* [Task to carry out] List every line in this data where the string "suspensión" occurs.

### Data excerpts

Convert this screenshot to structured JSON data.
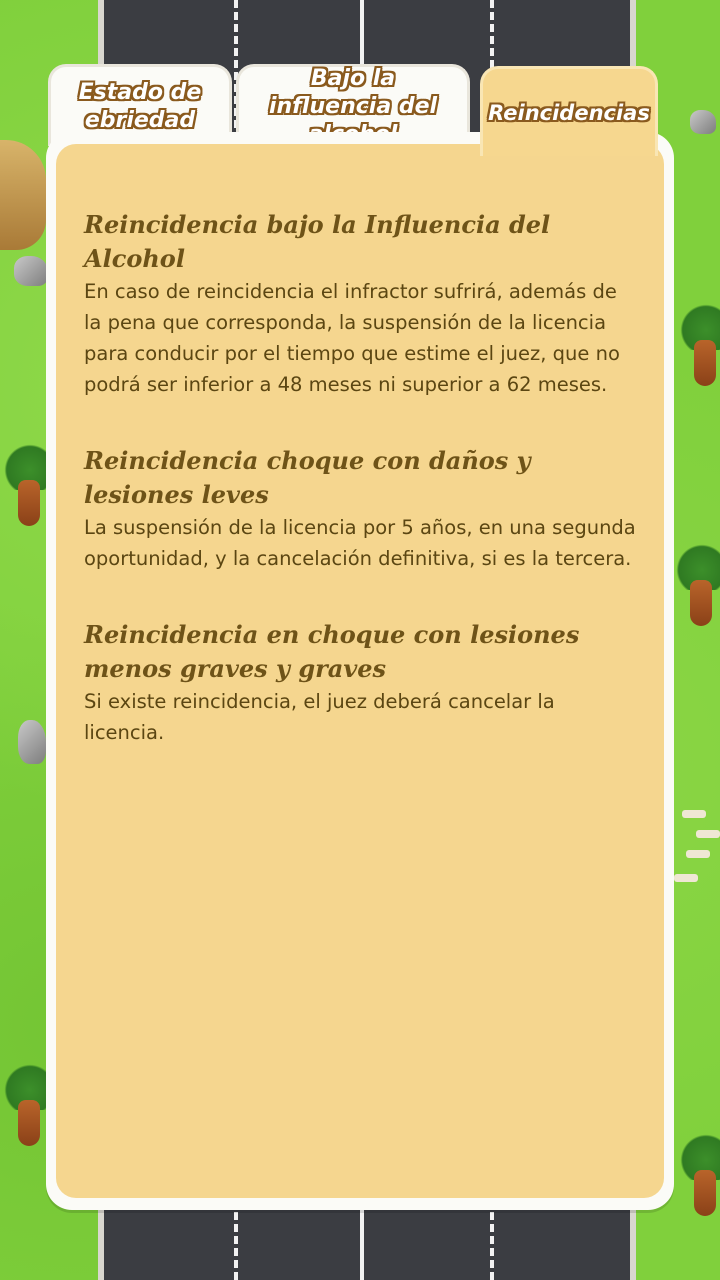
{
  "tabs": [
    {
      "label": "Estado de ebriedad",
      "active": false
    },
    {
      "label": "Bajo la influencia del alcohol",
      "active": false
    },
    {
      "label": "Reincidencias",
      "active": true
    }
  ],
  "sections": [
    {
      "title": "Reincidencia bajo la Influencia del Alcohol",
      "body": "En caso de reincidencia el infractor sufrirá, además de la pena que corresponda, la suspensión de la licencia para conducir por el tiempo que estime el juez, que no podrá ser inferior a 48 meses ni superior a 62 meses."
    },
    {
      "title": "Reincidencia choque con daños y lesiones leves",
      "body": "La suspensión de la licencia por 5 años, en una segunda oportunidad, y la cancelación definitiva, si es la tercera."
    },
    {
      "title": "Reincidencia en choque con lesiones menos graves y graves",
      "body": "Si existe reincidencia, el juez deberá cancelar la licencia."
    }
  ],
  "colors": {
    "panel": "#f5d68f",
    "tab_active": "#f6d78f",
    "tab_inactive": "#fbfbf7",
    "title_text": "#6e5318",
    "body_text": "#5b4612",
    "grass": "#80d03c",
    "road": "#3b3d42"
  }
}
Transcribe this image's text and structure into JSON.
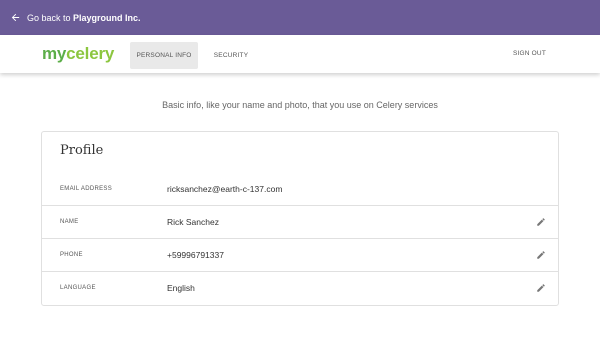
{
  "topbar": {
    "back_prefix": "Go back to",
    "back_org": "Playground Inc."
  },
  "brand": {
    "part1": "my",
    "part2": "celery"
  },
  "nav": {
    "tabs": [
      {
        "label": "PERSONAL INFO",
        "active": true
      },
      {
        "label": "SECURITY",
        "active": false
      }
    ],
    "signout_label": "SIGN OUT"
  },
  "subtitle": "Basic info, like your name and photo, that you use on Celery services",
  "profile": {
    "title": "Profile",
    "rows": [
      {
        "label": "EMAIL ADDRESS",
        "value": "ricksanchez@earth-c-137.com",
        "editable": false
      },
      {
        "label": "NAME",
        "value": "Rick Sanchez",
        "editable": true
      },
      {
        "label": "PHONE",
        "value": "+59996791337",
        "editable": true
      },
      {
        "label": "LANGUAGE",
        "value": "English",
        "editable": true
      }
    ]
  },
  "colors": {
    "topbar_bg": "#6a5b97",
    "brand_green_dark": "#5cae49",
    "brand_green_light": "#8cc63f"
  },
  "icons": {
    "back": "arrow-left-icon",
    "edit": "pencil-icon"
  }
}
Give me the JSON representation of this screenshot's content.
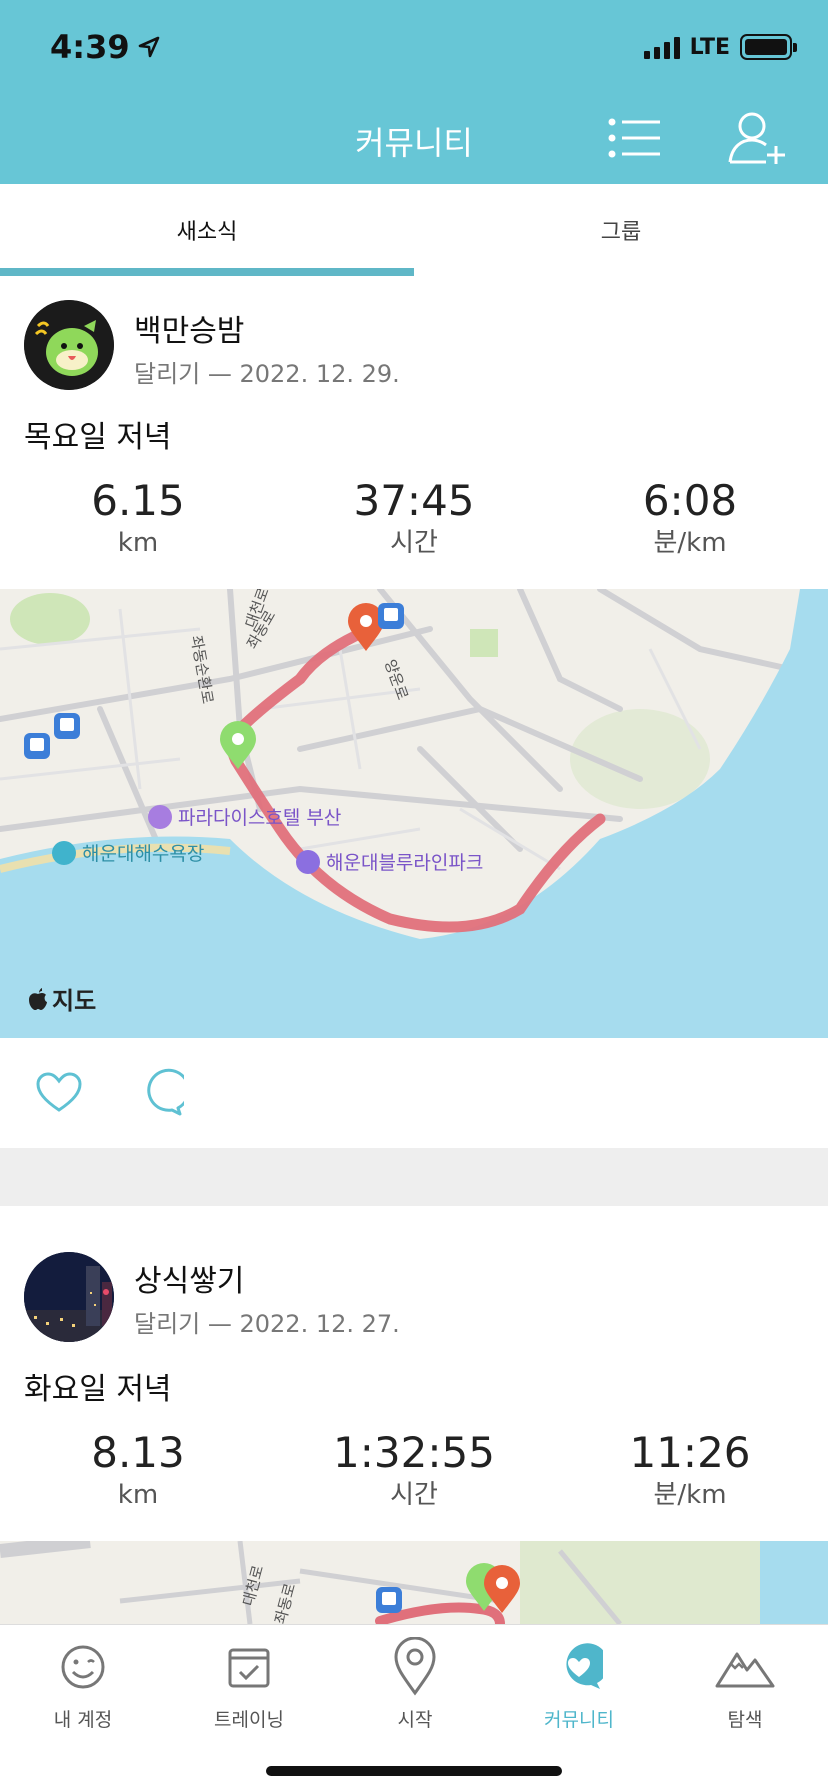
{
  "status_bar": {
    "time": "4:39",
    "network": "LTE"
  },
  "header": {
    "title": "커뮤니티"
  },
  "tabs": [
    {
      "label": "새소식",
      "active": true
    },
    {
      "label": "그룹",
      "active": false
    }
  ],
  "posts": [
    {
      "username": "백만승밤",
      "meta": "달리기 — 2022. 12. 29.",
      "title": "목요일 저녁",
      "stats": [
        {
          "value": "6.15",
          "unit": "km"
        },
        {
          "value": "37:45",
          "unit": "시간"
        },
        {
          "value": "6:08",
          "unit": "분/km"
        }
      ],
      "map": {
        "labels": [
          "파라다이스호텔 부산",
          "해운대해수욕장",
          "해운대블루라인파크",
          "좌동순환로",
          "좌동로",
          "대천로",
          "양운로"
        ],
        "credit": "지도"
      }
    },
    {
      "username": "상식쌓기",
      "meta": "달리기 — 2022. 12. 27.",
      "title": "화요일 저녁",
      "stats": [
        {
          "value": "8.13",
          "unit": "km"
        },
        {
          "value": "1:32:55",
          "unit": "시간"
        },
        {
          "value": "11:26",
          "unit": "분/km"
        }
      ],
      "map": {
        "labels": [
          "대천로",
          "좌동로"
        ]
      }
    }
  ],
  "bottom_nav": [
    {
      "label": "내 계정",
      "icon": "smiley-icon",
      "active": false
    },
    {
      "label": "트레이닝",
      "icon": "calendar-check-icon",
      "active": false
    },
    {
      "label": "시작",
      "icon": "location-pin-icon",
      "active": false
    },
    {
      "label": "커뮤니티",
      "icon": "community-heart-bubble-icon",
      "active": true
    },
    {
      "label": "탐색",
      "icon": "mountain-icon",
      "active": false
    }
  ],
  "colors": {
    "header": "#67c6d6",
    "accent": "#4fb6cb",
    "route": "#e0707b",
    "water": "#a6dcee",
    "start_pin": "#8fdc6f",
    "end_pin": "#e8613a"
  }
}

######

* [Result of the exercise]
      "body": "En caso de reincidencia el infractor sufrirá, además de la pena que corresponda, la suspensión de la licencia para conducir por el tiempo que estime el juez, que no podrá ser inferior a 48 meses ni superior a 62 meses."
      "body": "La suspensión de la licencia por 5 años, en una segunda oportunidad, y la cancelación definitiva, si es la tercera."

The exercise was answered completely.